Crampton, E. W. “Nutrient-to-Calorie Ratios in Applied Nutrition.” The Journal of Nutrition 82, no. 3 (March 1, 1964): 353–365.

Anderson, James W, Pat Baird, Richard H Davis Jr, Stefanie Ferreri, Mary Knudtson, Ashraf Koraym, Valerie Waters, and Christine L Williams. “Health Benefits of Dietary Fiber.” Nutrition Reviews 67, no. 4 (2009): 188–205. doi:10.1111/j.1753-4887.2009.00189.x.

Jh, Cummings, Bingham Sa, Heaton Kw, and Eastwood Ma. “Fecal Weight, Colon Cancer Risk, and Dietary Intake of Nonstarch Polysaccharides (dietary Fiber).” Gastroenterology 103, no. 6 (December 1992): 1783–1789.

Salmerón, Jorge, Alberto Ascherio, Eric B. Rimm, Graham A. Colditz, Donna Spiegelman, David J. Jenkins, Meir J. Stampfer, Alvin L. Wing, and Walter C. Willett. “Dietary Fiber, Glycemic Load, and Risk of NIDDM in Men.” Diabetes Care 20, no. 4 (April 1, 1997): 545–550. doi:10.2337/diacare.20.4.545.

Brown, Lisa, Bernard Rosner, Walter W. Willett, and Frank M. Sacks. “Cholesterol-lowering Effects of Dietary Fiber: a Meta-analysis.” The American Journal of Clinical Nutrition 69, no. 1 (January 1, 1999): 30–42.

Kumar, Chethan M, Kollegal S Rachappaji, Chilkunda D Nandini, Kari Sambaiah, and Paramahans V Salimath. “Modulatory Effect of Butyric Acid—a Product of Dietary Fiber Fermentation in Experimentally Induced Diabetic Rats.” The Journal of Nutritional Biochemistry 13, no. 9 (September 2002): 522–527. doi:10.1016/S0955-2863(02)00180-8.

Spiller, R. “Review Article: Probiotics and Prebiotics in Irritable Bowel Syndrome.” Alimentary Pharmacology & Therapeutics 28, no. 4 (August 15, 2008): 385–396. doi:10.1111/j.1365-2036.2008.03750.x.

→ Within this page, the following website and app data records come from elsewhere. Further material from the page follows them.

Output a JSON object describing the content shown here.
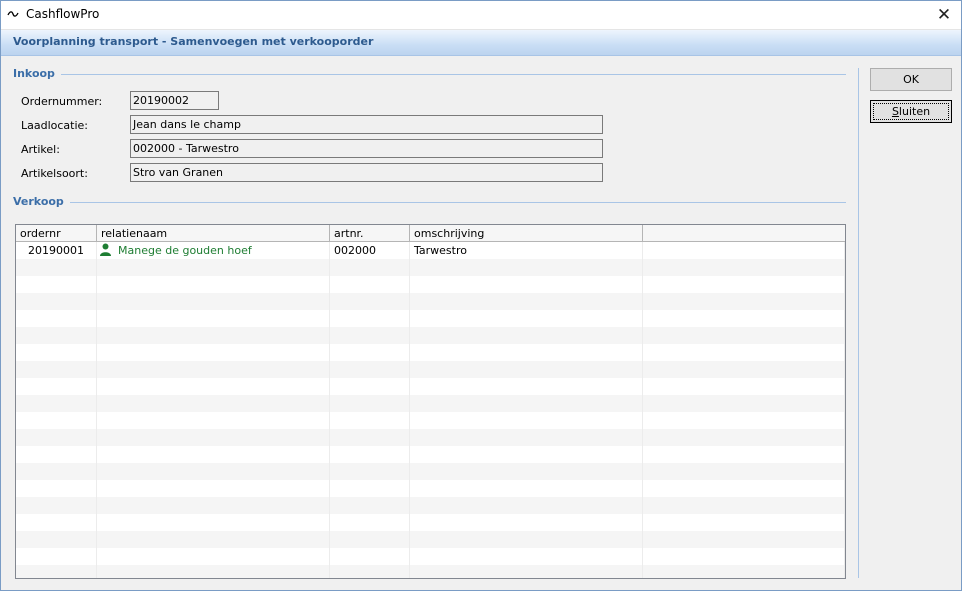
{
  "window": {
    "title": "CashflowPro",
    "close_glyph": "✕"
  },
  "header": {
    "title": "Voorplanning transport - Samenvoegen met verkooporder"
  },
  "inkoop": {
    "section_title": "Inkoop",
    "fields": {
      "ordernummer": {
        "label": "Ordernummer:",
        "value": "20190002"
      },
      "laadlocatie": {
        "label": "Laadlocatie:",
        "value": "Jean dans le champ"
      },
      "artikel": {
        "label": "Artikel:",
        "value": "002000 - Tarwestro"
      },
      "artikelsoort": {
        "label": "Artikelsoort:",
        "value": "Stro van Granen"
      }
    }
  },
  "verkoop": {
    "section_title": "Verkoop",
    "columns": [
      "ordernr",
      "relatienaam",
      "artnr.",
      "omschrijving"
    ],
    "rows": [
      {
        "ordernr": "20190001",
        "relatienaam": "Manege de gouden hoef",
        "artnr": "002000",
        "omschrijving": "Tarwestro"
      }
    ]
  },
  "buttons": {
    "ok": "OK",
    "sluiten_underlined": "S",
    "sluiten_rest": "luiten"
  },
  "icons": {
    "app": "cashflow-wave-icon",
    "relation": "person-icon",
    "close": "close-icon"
  },
  "colors": {
    "accent": "#3b6ea8",
    "relation_link": "#1e7d32",
    "header_text": "#2d5a8e"
  }
}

Hague, A., A. M. Manning, K. A. Hanlon, D. Hart, C. Paraskeva, and L. I. Huschtscha. “Sodium Butyrate Induces Apoptosis in Human Colonic Tumour Cell Lines in a P53-independent Pathway: Implications for the Possible Role of Dietary Fibre in the Prevention of Large-bowel Cancer.” International Journal of Cancer 55, no. 3 (1993): 498–505. doi:10.1002/ijc.2910550329.

Osman, Nadia, Diya Adawi, Göran Molin, Siv Ahrne, Anna Berggren, and Bengt Jeppsson. “Bifidobacterium Infantis Strains with and Without a Combination of Oligofructose and Inulin (OFI) Attenuate Inflammation in DSS-induced Colitis in Rats.” BMC Gastroenterology 6, no. 1 (December 1, 2006): 1–10. doi:10.1186/1471-230X-6-31.

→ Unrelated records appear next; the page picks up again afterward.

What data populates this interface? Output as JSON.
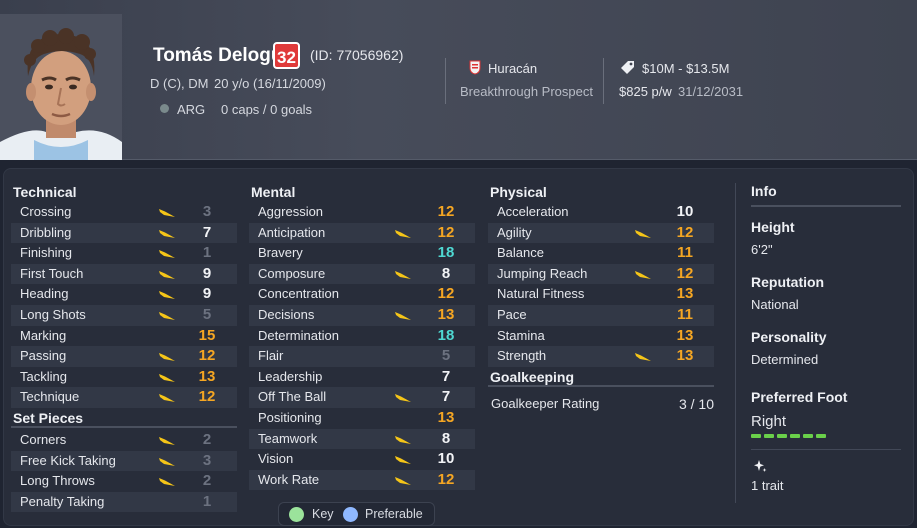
{
  "player": {
    "name": "Tomás Delogu",
    "ability": "32",
    "id_text": "(ID: 77056962)",
    "positions": "D (C), DM",
    "age": "20 y/o (16/11/2009)",
    "nation": "ARG",
    "caps": "0 caps / 0 goals",
    "club": "Huracán",
    "status": "Breakthrough Prospect",
    "value": "$10M - $13.5M",
    "wage": "$825 p/w",
    "contract_end": "31/12/2031"
  },
  "colors": {
    "dim": "#6c7280",
    "white": "#f2f3f6",
    "orange": "#f5a623",
    "cyan": "#4fd8d2",
    "arrow": "#f5c518",
    "badge": "#e03a3a",
    "foot_bar": "#6ad04a",
    "key_dot": "#9be39b",
    "preferable_dot": "#8fb8ff"
  },
  "technical": {
    "title": "Technical",
    "rows": [
      {
        "name": "Crossing",
        "value": "3",
        "tone": "dim",
        "arrow": true
      },
      {
        "name": "Dribbling",
        "value": "7",
        "tone": "white",
        "arrow": true
      },
      {
        "name": "Finishing",
        "value": "1",
        "tone": "dim",
        "arrow": true
      },
      {
        "name": "First Touch",
        "value": "9",
        "tone": "white",
        "arrow": true
      },
      {
        "name": "Heading",
        "value": "9",
        "tone": "white",
        "arrow": true
      },
      {
        "name": "Long Shots",
        "value": "5",
        "tone": "dim",
        "arrow": true
      },
      {
        "name": "Marking",
        "value": "15",
        "tone": "orange",
        "arrow": false
      },
      {
        "name": "Passing",
        "value": "12",
        "tone": "orange",
        "arrow": true
      },
      {
        "name": "Tackling",
        "value": "13",
        "tone": "orange",
        "arrow": true
      },
      {
        "name": "Technique",
        "value": "12",
        "tone": "orange",
        "arrow": true
      }
    ]
  },
  "set_pieces": {
    "title": "Set Pieces",
    "rows": [
      {
        "name": "Corners",
        "value": "2",
        "tone": "dim",
        "arrow": true
      },
      {
        "name": "Free Kick Taking",
        "value": "3",
        "tone": "dim",
        "arrow": true
      },
      {
        "name": "Long Throws",
        "value": "2",
        "tone": "dim",
        "arrow": true
      },
      {
        "name": "Penalty Taking",
        "value": "1",
        "tone": "dim",
        "arrow": false
      }
    ]
  },
  "mental": {
    "title": "Mental",
    "rows": [
      {
        "name": "Aggression",
        "value": "12",
        "tone": "orange",
        "arrow": false
      },
      {
        "name": "Anticipation",
        "value": "12",
        "tone": "orange",
        "arrow": true
      },
      {
        "name": "Bravery",
        "value": "18",
        "tone": "cyan",
        "arrow": false
      },
      {
        "name": "Composure",
        "value": "8",
        "tone": "white",
        "arrow": true
      },
      {
        "name": "Concentration",
        "value": "12",
        "tone": "orange",
        "arrow": false
      },
      {
        "name": "Decisions",
        "value": "13",
        "tone": "orange",
        "arrow": true
      },
      {
        "name": "Determination",
        "value": "18",
        "tone": "cyan",
        "arrow": false
      },
      {
        "name": "Flair",
        "value": "5",
        "tone": "dim",
        "arrow": false
      },
      {
        "name": "Leadership",
        "value": "7",
        "tone": "white",
        "arrow": false
      },
      {
        "name": "Off The Ball",
        "value": "7",
        "tone": "white",
        "arrow": true
      },
      {
        "name": "Positioning",
        "value": "13",
        "tone": "orange",
        "arrow": false
      },
      {
        "name": "Teamwork",
        "value": "8",
        "tone": "white",
        "arrow": true
      },
      {
        "name": "Vision",
        "value": "10",
        "tone": "white",
        "arrow": true
      },
      {
        "name": "Work Rate",
        "value": "12",
        "tone": "orange",
        "arrow": true
      }
    ]
  },
  "physical": {
    "title": "Physical",
    "rows": [
      {
        "name": "Acceleration",
        "value": "10",
        "tone": "white",
        "arrow": false
      },
      {
        "name": "Agility",
        "value": "12",
        "tone": "orange",
        "arrow": true
      },
      {
        "name": "Balance",
        "value": "11",
        "tone": "orange",
        "arrow": false
      },
      {
        "name": "Jumping Reach",
        "value": "12",
        "tone": "orange",
        "arrow": true
      },
      {
        "name": "Natural Fitness",
        "value": "13",
        "tone": "orange",
        "arrow": false
      },
      {
        "name": "Pace",
        "value": "11",
        "tone": "orange",
        "arrow": false
      },
      {
        "name": "Stamina",
        "value": "13",
        "tone": "orange",
        "arrow": false
      },
      {
        "name": "Strength",
        "value": "13",
        "tone": "orange",
        "arrow": true
      }
    ]
  },
  "goalkeeping": {
    "title": "Goalkeeping",
    "label": "Goalkeeper Rating",
    "value": "3 / 10"
  },
  "info": {
    "title": "Info",
    "height_label": "Height",
    "height": "6'2\"",
    "reputation_label": "Reputation",
    "reputation": "National",
    "personality_label": "Personality",
    "personality": "Determined",
    "foot_label": "Preferred Foot",
    "foot": "Right",
    "foot_level_of_6": 6,
    "traits": "1 trait"
  },
  "legend": {
    "key": "Key",
    "preferable": "Preferable"
  },
  "icons": {
    "nation": "flag-icon",
    "club": "club-crest-icon",
    "value": "price-tag-icon",
    "arrow": "preferred-arrow-icon",
    "trait": "sparkle-icon"
  }
}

Brown, Lisa, Bernard Rosner, Walter W. Willett, and Frank M. Sacks. “Cholesterol-lowering Effects of Dietary Fiber: a Meta-analysis.” The American Journal of Clinical Nutrition 69, no. 1 (January 1, 1999): 30–42.